Cisco Systems Inc. has today launched Application Oriented Networking, or AON, which Cisco claims will make computer networks smarter, faster and more secure. It does this, apparently, by making the equipment that directs data link better with the software applications that use it. Basically, several functions that today are performed by various middleware products (middleware is software) will instead be put directly onto the network. AON will be able to, for example, increase security by determining whether a particular purchase order is indeed a valid order from a true customer, and so forth.

Research firm Gartner estimates the overall advanced application market -- which includes messaging, integration, application acceleration, Web services, security and other fields -- could be worth as much as $7 billion in four years time.

Cisco said that its slice of that market -- messaging and integration -- will be 10 percent with new products introduced later in 2005, climbing to 20 percent and more as it introduces more products and as AON evolves and is adopted by the industry.

"There is a growing need for this from a technology point of view," said Sandra Rogers, an analyst at market research firm IDC, noting, however, that these so-called service-oriented architectures will take years to develop fully.

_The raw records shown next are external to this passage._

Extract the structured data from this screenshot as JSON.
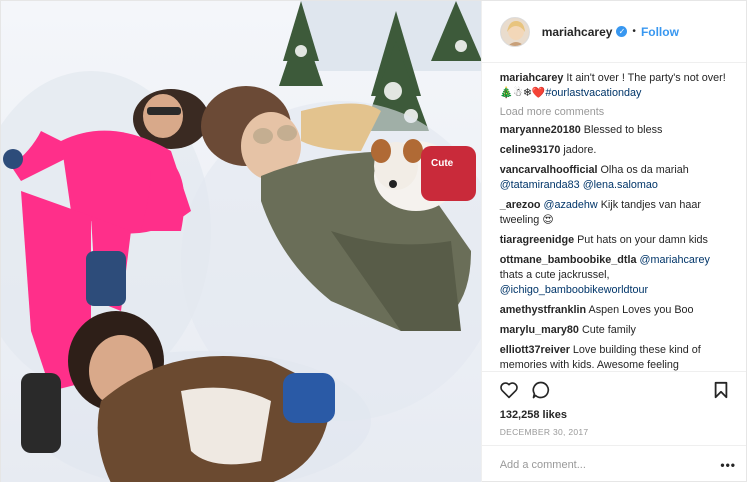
{
  "post": {
    "username": "mariahcarey",
    "verified_icon": "verified-badge-icon",
    "separator": "•",
    "follow_label": "Follow",
    "caption": {
      "username": "mariahcarey",
      "text": "It ain't over ! The party's not over!",
      "emoji": "🎄☃❄❤️",
      "hashtag": "#ourlastvacationday"
    },
    "load_more_label": "Load more comments",
    "comments": [
      {
        "username": "maryanne20180",
        "text": "Blessed to bless"
      },
      {
        "username": "celine93170",
        "text": "jadore."
      },
      {
        "username": "vancarvalhoofficial",
        "text": "Olha os da mariah",
        "mentions": "@tatamiranda83 @lena.salomao"
      },
      {
        "username": "_arezoo",
        "mention_prefix": "@azadehw",
        "text": "Kijk tandjes van haar tweeling 😍"
      },
      {
        "username": "tiaragreenidge",
        "text": "Put hats on your damn kids"
      },
      {
        "username": "ottmane_bamboobike_dtla",
        "mention_prefix": "@mariahcarey",
        "text": "thats a cute jackrussel,",
        "mentions": "@ichigo_bamboobikeworldtour"
      },
      {
        "username": "amethystfranklin",
        "text": "Aspen Loves you Boo"
      },
      {
        "username": "marylu_mary80",
        "text": "Cute family"
      },
      {
        "username": "elliott37reiver",
        "text": "Love building these kind of memories with kids. Awesome feeling"
      }
    ],
    "likes": "132,258 likes",
    "date": "DECEMBER 30, 2017",
    "add_comment_placeholder": "Add a comment...",
    "more_label": "•••",
    "icons": {
      "like": "heart-icon",
      "comment": "comment-bubble-icon",
      "save": "bookmark-icon"
    }
  }
}
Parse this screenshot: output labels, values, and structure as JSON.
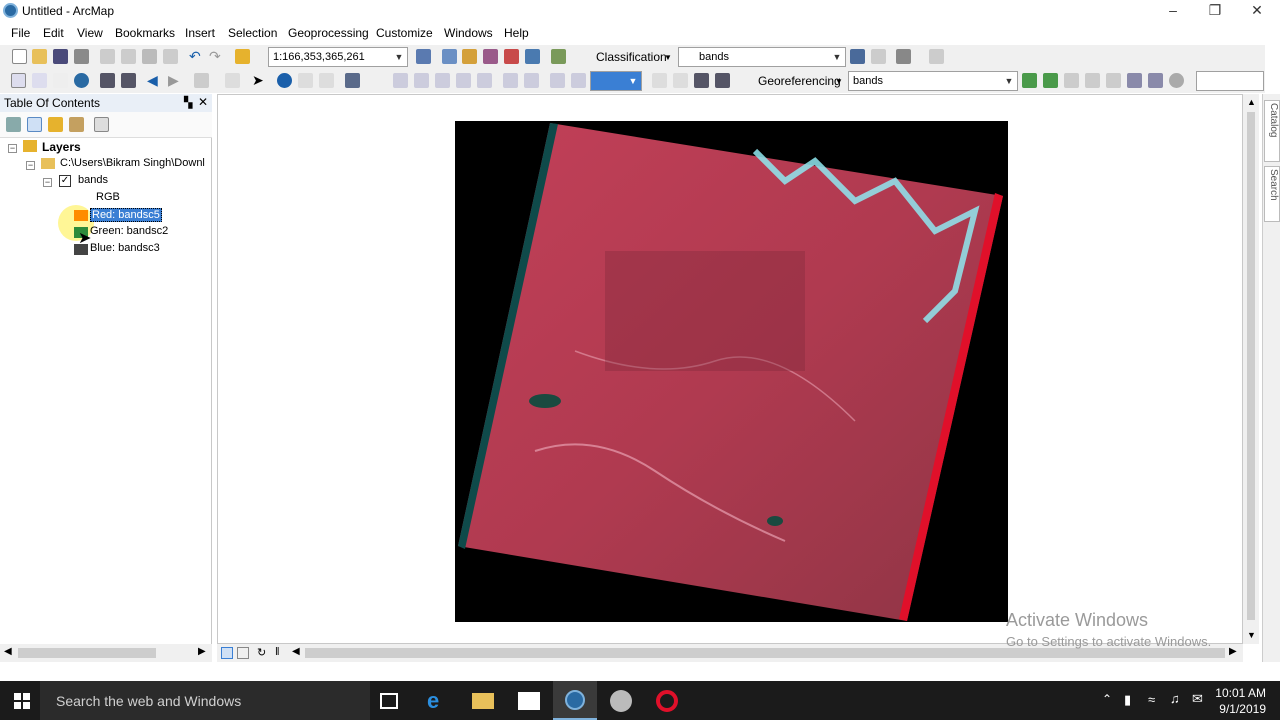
{
  "window": {
    "title": "Untitled - ArcMap"
  },
  "menu": [
    "File",
    "Edit",
    "View",
    "Bookmarks",
    "Insert",
    "Selection",
    "Geoprocessing",
    "Customize",
    "Windows",
    "Help"
  ],
  "toolbar": {
    "scale": "1:166,353,365,261",
    "classification_label": "Classification",
    "classification_layer": "bands",
    "georeferencing_label": "Georeferencing",
    "georeferencing_layer": "bands"
  },
  "toc": {
    "title": "Table Of Contents",
    "layers_label": "Layers",
    "path": "C:\\Users\\Bikram Singh\\Downl",
    "layer_name": "bands",
    "renderer": "RGB",
    "bands": [
      {
        "label": "Red:   bandsc5",
        "color": "#ff8c00"
      },
      {
        "label": "Green: bandsc2",
        "color": "#2e8b3a"
      },
      {
        "label": "Blue:  bandsc3",
        "color": "#444444"
      }
    ]
  },
  "dock": {
    "catalog": "Catalog",
    "search": "Search"
  },
  "watermark": {
    "line1": "Activate Windows",
    "line2": "Go to Settings to activate Windows."
  },
  "taskbar": {
    "search_placeholder": "Search the web and Windows",
    "time": "10:01 AM",
    "date": "9/1/2019"
  }
}
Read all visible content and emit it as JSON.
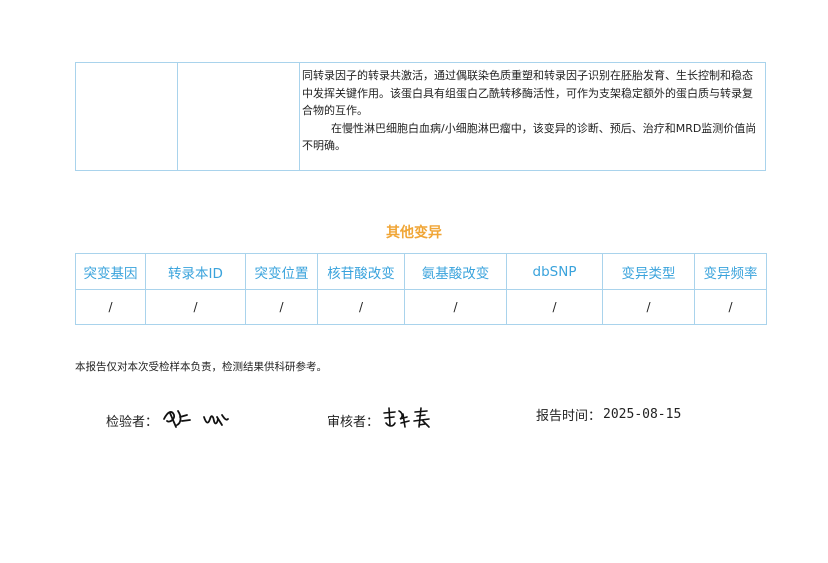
{
  "top_table": {
    "col1": "",
    "col2": "",
    "paragraph1": "同转录因子的转录共激活，通过偶联染色质重塑和转录因子识别在胚胎发育、生长控制和稳态中发挥关键作用。该蛋白具有组蛋白乙酰转移酶活性，可作为支架稳定额外的蛋白质与转录复合物的互作。",
    "paragraph2": "在慢性淋巴细胞白血病/小细胞淋巴瘤中，该变异的诊断、预后、治疗和MRD监测价值尚不明确。"
  },
  "other_variants": {
    "title": "其他变异",
    "headers": [
      "突变基因",
      "转录本ID",
      "突变位置",
      "核苷酸改变",
      "氨基酸改变",
      "dbSNP",
      "变异类型",
      "变异频率"
    ],
    "row": [
      "/",
      "/",
      "/",
      "/",
      "/",
      "/",
      "/",
      "/"
    ]
  },
  "disclaimer": "本报告仅对本次受检样本负责，检测结果供科研参考。",
  "signatures": {
    "inspector_label": "检验者：",
    "inspector_signature": "handwritten signature",
    "reviewer_label": "审核者：",
    "reviewer_signature": "handwritten signature",
    "report_time_label": "报告时间：",
    "report_time_value": "2025-08-15"
  },
  "colors": {
    "border": "#a9d3ec",
    "header_text": "#3aa3dc",
    "section_title": "#f0a637"
  }
}
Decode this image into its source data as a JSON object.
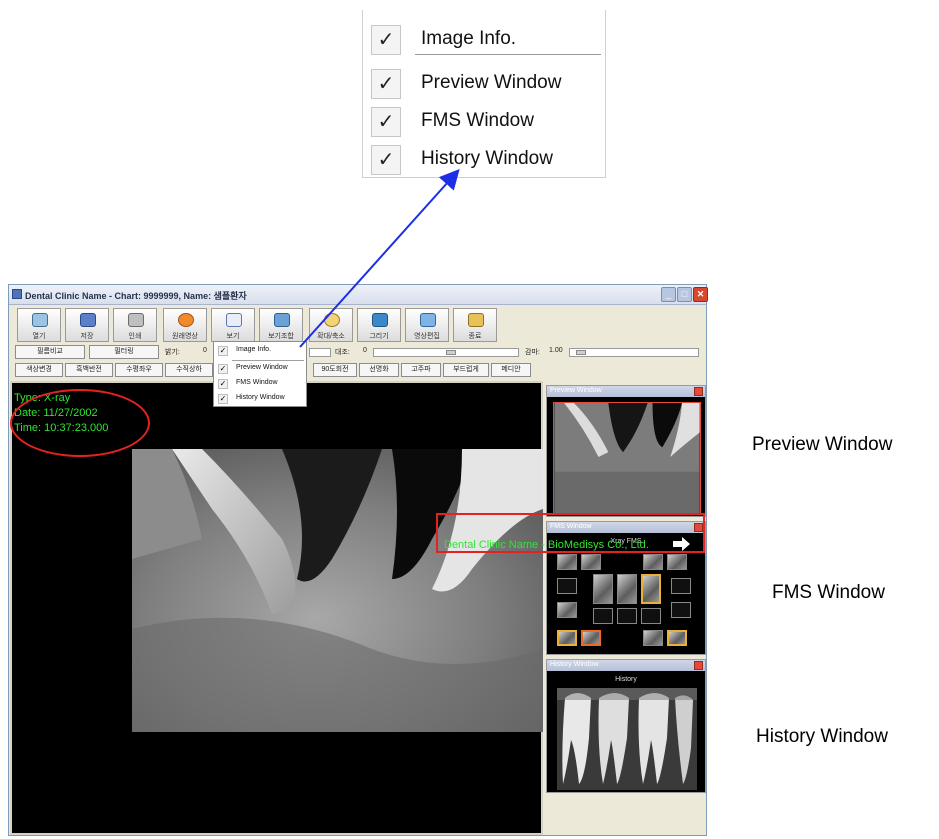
{
  "zoom_menu": {
    "items": [
      {
        "label": "Image Info.",
        "checked": true
      },
      {
        "label": "Preview Window",
        "checked": true
      },
      {
        "label": "FMS Window",
        "checked": true
      },
      {
        "label": "History Window",
        "checked": true
      }
    ],
    "check_glyph": "✓"
  },
  "side_labels": {
    "preview": "Preview Window",
    "fms": "FMS Window",
    "history": "History Window"
  },
  "window": {
    "title": "Dental Clinic Name  -  Chart: 9999999, Name: 샘플환자"
  },
  "toolbar": {
    "buttons": [
      {
        "label": "열기",
        "icon": "open-icon"
      },
      {
        "label": "저장",
        "icon": "save-icon"
      },
      {
        "label": "인쇄",
        "icon": "print-icon"
      },
      {
        "label": "원래영상",
        "icon": "original-image-icon"
      },
      {
        "label": "보기",
        "icon": "view-icon"
      },
      {
        "label": "보기조합",
        "icon": "view-combine-icon"
      },
      {
        "label": "확대/축소",
        "icon": "zoom-icon"
      },
      {
        "label": "그리기",
        "icon": "draw-icon"
      },
      {
        "label": "영상편집",
        "icon": "image-edit-icon"
      },
      {
        "label": "종료",
        "icon": "exit-icon"
      }
    ]
  },
  "controls": {
    "row2_btn1": "필름비교",
    "row2_btn2": "필터링",
    "brightness_label": "밝기:",
    "brightness_value": "0",
    "contrast_label": "대조:",
    "contrast_value": "0",
    "gamma_label": "감마:",
    "gamma_value": "1.00",
    "row3_buttons": [
      "색상변경",
      "흑백반전",
      "수평좌우",
      "수직상하",
      "90도회전",
      "선명화",
      "고주파",
      "부드럽게",
      "메디안"
    ]
  },
  "small_menu": {
    "items": [
      "Image Info.",
      "Preview Window",
      "FMS Window",
      "History Window"
    ]
  },
  "image_info": {
    "type": "Type: X-ray",
    "date": "Date: 11/27/2002",
    "time": "Time: 10:37:23.000"
  },
  "status": {
    "text": "Dental Clinic Name - BioMedisys Co., Ltd."
  },
  "panels": {
    "preview_title": "Preview Window",
    "fms_title": "FMS Window",
    "fms_sub": "Xray FMS",
    "history_title": "History Window",
    "history_sub": "History"
  },
  "colors": {
    "info_text": "#2ee62e",
    "highlight_red": "#e52222",
    "arrow_blue": "#1c2ee6"
  }
}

The actual AON products are thin devices that stack like books in a shelf.